Brian J. Miller
Brian Miller, MD, MBA, MPH, FACPM is a practicing hospitalist, Assistant Professor of Medicine and Business (courtesy) at the Johns Hopkins University, and a Nonresident Fellow at the American Enterprise Institute. He is a consultant to the FTC Bureau of Consumer Protection on health insurance and a MedPAC Commissioner. He runs a 15-person multi-generational, interdisciplinary health policy research group that is focused on building a better future through innovation and growth.
Dr. Miller also serves as an adjunct faculty at the UNC Kenan-Flagler School of Business, where he teaches insurance design in the MBA program. He previously served as a Medical Officer in the Office of New Drugs at the Center for Drug Evaluation and Research at the FDA, where he was one of two physician reviewers who completed the pre-market review of valbenazine, a first-in-class, breakthrough new molecular entity indicated for tardive dyskinesia. He completed both an Internal Medicine residency at Georgetown University Hospital and a Public Health Residency at Johns Hopkins University, comprised of a federal regulatory rotational program with postings at CMS, FTC, FCC, and FDA, while practicing ambulatory medicine at Johns Hopkins Community Physicians.
Dr. Miller has experience with healthcare merger review, payment policy, and pharmaceutical product review. He previously served as a Special Advisor to the FTC's Office of Policy Planning and concurrently as an in-house physician expert for the Bureau of Competition, assisting in merger review & enforcement in health systems, PBMs, and pharmaceuticals, including the FTC's successful action blocking the $7 billion Advocate - NorthShore merger. Prior to the FTC, Dr. Miller was a Fellow at the CMS Innovation Center, where he co-managed the ACO Investment Model, a $114 million project focused on ACOs in rural areas. He is board-certified & licensed to practice medicine in DC and Maryland
Any views expressed here are my own and do not necessarily represent those of any employers or affiliations.
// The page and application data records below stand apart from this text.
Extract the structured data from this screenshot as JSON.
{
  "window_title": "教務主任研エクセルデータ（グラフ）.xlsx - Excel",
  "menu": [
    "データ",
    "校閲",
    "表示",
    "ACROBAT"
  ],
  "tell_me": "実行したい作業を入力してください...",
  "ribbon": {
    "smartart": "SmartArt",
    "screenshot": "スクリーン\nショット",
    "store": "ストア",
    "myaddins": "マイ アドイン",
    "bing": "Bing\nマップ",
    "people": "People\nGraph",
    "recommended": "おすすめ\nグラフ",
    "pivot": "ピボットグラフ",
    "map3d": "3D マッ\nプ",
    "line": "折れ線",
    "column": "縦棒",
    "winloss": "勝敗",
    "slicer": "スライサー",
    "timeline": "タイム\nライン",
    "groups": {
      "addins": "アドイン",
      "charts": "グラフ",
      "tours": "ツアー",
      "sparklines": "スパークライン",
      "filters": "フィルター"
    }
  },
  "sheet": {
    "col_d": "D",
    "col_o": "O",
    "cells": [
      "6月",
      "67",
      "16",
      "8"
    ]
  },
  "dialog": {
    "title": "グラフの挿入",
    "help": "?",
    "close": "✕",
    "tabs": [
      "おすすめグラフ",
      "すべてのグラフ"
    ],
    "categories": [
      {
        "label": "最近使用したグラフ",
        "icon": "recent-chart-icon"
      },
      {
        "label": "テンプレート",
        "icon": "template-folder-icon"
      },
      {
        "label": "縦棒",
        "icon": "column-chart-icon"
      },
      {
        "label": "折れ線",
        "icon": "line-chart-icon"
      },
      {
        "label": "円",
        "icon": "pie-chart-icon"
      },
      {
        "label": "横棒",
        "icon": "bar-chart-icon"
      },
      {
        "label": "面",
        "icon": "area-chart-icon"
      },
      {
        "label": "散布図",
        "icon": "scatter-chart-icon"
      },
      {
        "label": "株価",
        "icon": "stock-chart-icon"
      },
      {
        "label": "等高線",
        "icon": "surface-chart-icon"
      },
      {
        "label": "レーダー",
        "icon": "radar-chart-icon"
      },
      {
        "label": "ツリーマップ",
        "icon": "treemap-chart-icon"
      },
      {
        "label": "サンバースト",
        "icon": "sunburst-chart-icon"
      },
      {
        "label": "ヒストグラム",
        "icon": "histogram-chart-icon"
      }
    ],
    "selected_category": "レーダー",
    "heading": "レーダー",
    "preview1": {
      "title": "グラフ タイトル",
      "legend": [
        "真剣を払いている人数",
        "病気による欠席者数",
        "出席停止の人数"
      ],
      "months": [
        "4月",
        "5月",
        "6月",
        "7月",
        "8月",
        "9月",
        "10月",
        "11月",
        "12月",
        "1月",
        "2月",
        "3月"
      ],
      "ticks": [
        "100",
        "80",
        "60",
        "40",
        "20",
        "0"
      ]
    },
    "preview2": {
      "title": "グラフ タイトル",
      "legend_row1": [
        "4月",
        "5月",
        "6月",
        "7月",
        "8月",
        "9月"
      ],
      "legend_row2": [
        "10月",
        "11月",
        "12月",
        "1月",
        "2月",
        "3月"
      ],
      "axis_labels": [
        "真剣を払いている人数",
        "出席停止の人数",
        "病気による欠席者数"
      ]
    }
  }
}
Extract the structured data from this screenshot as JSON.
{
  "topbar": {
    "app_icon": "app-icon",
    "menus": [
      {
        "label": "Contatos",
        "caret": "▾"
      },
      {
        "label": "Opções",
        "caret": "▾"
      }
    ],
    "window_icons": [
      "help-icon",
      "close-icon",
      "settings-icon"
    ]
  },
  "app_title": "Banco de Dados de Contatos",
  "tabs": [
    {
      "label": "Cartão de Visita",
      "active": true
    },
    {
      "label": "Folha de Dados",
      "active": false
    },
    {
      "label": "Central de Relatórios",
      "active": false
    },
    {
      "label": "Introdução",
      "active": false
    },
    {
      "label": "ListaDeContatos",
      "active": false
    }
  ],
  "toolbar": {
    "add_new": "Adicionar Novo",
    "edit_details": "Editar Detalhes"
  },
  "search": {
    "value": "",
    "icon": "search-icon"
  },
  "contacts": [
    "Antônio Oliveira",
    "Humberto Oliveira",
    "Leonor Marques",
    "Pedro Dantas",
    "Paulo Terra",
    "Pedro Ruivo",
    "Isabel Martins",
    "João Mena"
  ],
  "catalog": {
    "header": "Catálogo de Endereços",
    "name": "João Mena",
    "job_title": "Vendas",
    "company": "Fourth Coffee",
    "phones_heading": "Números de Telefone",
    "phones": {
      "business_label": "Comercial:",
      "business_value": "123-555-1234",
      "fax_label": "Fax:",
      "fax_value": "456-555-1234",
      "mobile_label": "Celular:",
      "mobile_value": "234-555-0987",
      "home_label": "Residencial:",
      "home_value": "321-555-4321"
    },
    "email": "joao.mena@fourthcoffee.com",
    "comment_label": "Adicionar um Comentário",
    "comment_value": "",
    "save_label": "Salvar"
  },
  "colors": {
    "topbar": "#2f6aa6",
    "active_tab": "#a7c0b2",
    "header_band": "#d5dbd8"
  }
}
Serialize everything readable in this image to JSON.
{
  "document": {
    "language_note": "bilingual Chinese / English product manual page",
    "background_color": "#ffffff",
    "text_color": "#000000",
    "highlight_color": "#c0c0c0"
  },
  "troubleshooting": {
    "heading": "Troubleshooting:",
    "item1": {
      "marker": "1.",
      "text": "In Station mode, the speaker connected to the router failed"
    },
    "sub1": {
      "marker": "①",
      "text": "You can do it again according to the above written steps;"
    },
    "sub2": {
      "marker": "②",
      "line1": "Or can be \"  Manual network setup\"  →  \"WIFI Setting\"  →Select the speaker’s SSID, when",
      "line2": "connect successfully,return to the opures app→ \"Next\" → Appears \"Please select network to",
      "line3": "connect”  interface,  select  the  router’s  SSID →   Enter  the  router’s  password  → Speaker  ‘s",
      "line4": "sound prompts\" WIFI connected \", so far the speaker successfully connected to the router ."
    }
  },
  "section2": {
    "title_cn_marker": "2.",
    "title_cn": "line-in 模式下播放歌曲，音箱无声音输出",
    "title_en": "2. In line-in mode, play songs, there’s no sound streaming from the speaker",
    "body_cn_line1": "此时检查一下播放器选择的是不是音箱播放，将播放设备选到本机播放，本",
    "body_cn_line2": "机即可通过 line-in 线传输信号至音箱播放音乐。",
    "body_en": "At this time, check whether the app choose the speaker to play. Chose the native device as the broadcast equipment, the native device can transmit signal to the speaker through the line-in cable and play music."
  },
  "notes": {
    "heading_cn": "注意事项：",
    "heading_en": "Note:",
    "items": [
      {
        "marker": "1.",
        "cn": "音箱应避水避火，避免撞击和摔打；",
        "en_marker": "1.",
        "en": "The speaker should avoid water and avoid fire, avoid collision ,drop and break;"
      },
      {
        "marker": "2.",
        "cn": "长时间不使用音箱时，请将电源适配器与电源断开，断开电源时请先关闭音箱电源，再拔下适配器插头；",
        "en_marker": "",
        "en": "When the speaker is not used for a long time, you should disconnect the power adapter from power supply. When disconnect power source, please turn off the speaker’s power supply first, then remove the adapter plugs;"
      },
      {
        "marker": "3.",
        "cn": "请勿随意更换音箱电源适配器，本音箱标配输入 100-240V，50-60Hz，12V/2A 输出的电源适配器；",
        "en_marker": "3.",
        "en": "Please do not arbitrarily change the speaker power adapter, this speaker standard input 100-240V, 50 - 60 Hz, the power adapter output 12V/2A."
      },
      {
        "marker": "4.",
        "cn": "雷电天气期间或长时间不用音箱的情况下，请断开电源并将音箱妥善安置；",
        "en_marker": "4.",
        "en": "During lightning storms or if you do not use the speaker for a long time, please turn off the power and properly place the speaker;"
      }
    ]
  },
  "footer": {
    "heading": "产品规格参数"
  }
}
The views expressed here are my own and do not necessarily represent the policies or positions of Johns Hopkins University